The college application process is competitive, and a résumé is a great way for you to showcase your experience and
Start early. Even though you will not likely need to share your résumé with a college admission counselor until junior or senior year, it’s a good idea to keep a running list of your accomplishments and experience throughout high school. Start in the first year of high school, so you don’t forget things along the way. This could include:
- Academic and extracurricular achievements and awards
- Sports and extracurricular activities
- Leadership positions
- Relevant group projects and classes (particularly if they relate to a specific major you are pursuing)
- Community service
- Paid work experience
Include the basics. The heading should include your name, address, email and phone number, as well as your high school information with your graduation date, GPA (weighted), class rank (if applicable), and SAT/ACT scores.
Use space wisely. Leave off an objective or executive summary to make room for work, relevant coursework, leadership and extracurricular involvement.
Use consistent formatting. The following should be consistent throughout your résumé:
- Font style: conservative, such as Times New Roman, Arial or Helvetica
- Font size: the body 10 to 12 point and your name larger
- Line spacing: single
- Margins: top/bottom, left/right
- Bullets: size, shape, alignment
- Dashes: size, spacing between text
- Dates: format and alignment
- Section headers: all CAPS, bold, underline
Broaden (and tailor) your experience. Admission counselors are looking for well-rounded students: A mix of academic, professional, extracurricular and community-based experience will help demonstrate that. Examples include serving on the board of a student organization; being captain of an athletic team; acting in a school play; participating in the math club; or arranging a local food drive.

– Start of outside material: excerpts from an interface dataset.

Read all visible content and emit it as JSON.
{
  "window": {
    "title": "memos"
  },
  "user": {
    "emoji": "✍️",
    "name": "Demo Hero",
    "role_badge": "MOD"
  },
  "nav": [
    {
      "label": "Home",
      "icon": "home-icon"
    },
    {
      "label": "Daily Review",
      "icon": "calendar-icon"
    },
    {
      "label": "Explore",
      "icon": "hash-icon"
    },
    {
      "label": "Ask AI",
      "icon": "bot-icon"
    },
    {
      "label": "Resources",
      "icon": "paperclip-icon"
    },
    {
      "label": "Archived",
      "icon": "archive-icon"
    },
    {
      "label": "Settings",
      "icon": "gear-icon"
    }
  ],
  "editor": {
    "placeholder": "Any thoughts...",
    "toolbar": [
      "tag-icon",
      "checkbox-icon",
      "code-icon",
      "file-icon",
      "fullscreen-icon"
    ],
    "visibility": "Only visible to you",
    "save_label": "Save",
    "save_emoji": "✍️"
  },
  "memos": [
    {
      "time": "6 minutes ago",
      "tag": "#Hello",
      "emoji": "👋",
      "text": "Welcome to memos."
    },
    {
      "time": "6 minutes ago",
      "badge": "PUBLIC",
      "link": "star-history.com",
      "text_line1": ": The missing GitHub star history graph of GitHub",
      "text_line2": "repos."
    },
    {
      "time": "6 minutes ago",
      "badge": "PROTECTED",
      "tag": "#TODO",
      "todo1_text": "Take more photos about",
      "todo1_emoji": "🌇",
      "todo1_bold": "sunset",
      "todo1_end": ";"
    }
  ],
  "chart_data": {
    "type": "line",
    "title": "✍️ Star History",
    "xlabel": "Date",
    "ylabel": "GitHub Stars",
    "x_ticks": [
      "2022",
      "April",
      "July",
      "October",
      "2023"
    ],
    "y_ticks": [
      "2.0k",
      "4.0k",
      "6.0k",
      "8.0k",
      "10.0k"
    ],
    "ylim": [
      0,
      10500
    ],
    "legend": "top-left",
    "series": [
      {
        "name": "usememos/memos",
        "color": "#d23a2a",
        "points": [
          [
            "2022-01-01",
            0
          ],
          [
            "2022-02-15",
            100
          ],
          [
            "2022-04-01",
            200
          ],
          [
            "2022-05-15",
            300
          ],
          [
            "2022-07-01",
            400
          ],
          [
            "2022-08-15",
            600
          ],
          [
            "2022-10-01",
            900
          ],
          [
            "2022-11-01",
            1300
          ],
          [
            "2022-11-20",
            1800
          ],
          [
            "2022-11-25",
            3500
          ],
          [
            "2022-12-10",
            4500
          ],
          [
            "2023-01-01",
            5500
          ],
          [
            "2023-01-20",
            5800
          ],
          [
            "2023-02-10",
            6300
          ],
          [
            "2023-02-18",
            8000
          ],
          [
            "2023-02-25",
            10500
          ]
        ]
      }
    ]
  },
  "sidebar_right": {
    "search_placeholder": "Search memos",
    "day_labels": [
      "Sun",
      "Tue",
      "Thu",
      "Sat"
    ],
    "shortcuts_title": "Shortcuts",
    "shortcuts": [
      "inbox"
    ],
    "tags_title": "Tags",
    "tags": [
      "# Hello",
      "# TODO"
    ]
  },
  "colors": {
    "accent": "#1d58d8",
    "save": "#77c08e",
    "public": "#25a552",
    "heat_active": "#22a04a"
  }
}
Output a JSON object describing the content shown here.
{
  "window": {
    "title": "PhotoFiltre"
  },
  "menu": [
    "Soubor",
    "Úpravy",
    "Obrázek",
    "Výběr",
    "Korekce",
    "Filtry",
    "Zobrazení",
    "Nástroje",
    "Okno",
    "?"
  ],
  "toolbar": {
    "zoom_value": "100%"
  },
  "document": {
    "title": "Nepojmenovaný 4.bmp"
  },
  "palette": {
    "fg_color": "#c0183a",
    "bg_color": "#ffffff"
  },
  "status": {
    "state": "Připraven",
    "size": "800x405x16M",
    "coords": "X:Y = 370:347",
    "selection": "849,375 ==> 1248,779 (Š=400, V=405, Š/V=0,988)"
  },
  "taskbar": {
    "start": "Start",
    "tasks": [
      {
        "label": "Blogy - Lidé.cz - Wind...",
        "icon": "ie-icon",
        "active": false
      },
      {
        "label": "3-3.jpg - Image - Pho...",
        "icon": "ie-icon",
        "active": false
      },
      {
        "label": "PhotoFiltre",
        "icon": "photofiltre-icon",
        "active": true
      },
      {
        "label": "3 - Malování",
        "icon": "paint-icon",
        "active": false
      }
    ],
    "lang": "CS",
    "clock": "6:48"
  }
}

Identify your strengths. This can be a challenging task, since you may not yet recognize your strengths. To get the ball rolling, ask friends, family, teachers, coaches, school counselors and others what stands out to them. You may be pleasantly surprised!
Incorporate your strengths. Highlight soft skills such as communication, organization, teamwork, attention to detail and ability to multitask. Sharing these kinds of traits will help admission counselors figure out if you’re a good fit for the campus culture and community. Also include technical skills such as computer and foreign language proficiency.
Include numbers and figures. Quantifiable evidence makes a much stronger impact than a simple explanatory sentence does. This can seem hard to do as a high school student, so be creative: include how much money you saved a school club, how many events you organized for a local charity or how many students you supervised while working at a summer camp, for example.
Be honest. If you signed up for a school club, but never participated, don’t put it on your résumé. Honesty is key. (Yes, it’s as simple as that.)
Proofread. Ask a friend, family member or teacher to proofread your résumé. Leave absolutely no room for errors of any kind, especially grammatical errors. Spelling and punctuation mistakes stand out as red flags and can make any other information on your résumé, no matter how outstanding it may be, irrelevant.
Be ready to explain. You should be comfortable talking about any points on your résumé.
Building a résumé during high school will prove to be a useful part of your college application process, but also a resource to help you identify areas where you excel and would like to explore or strengthen. It’s also a handy tool to help you fill out college applications.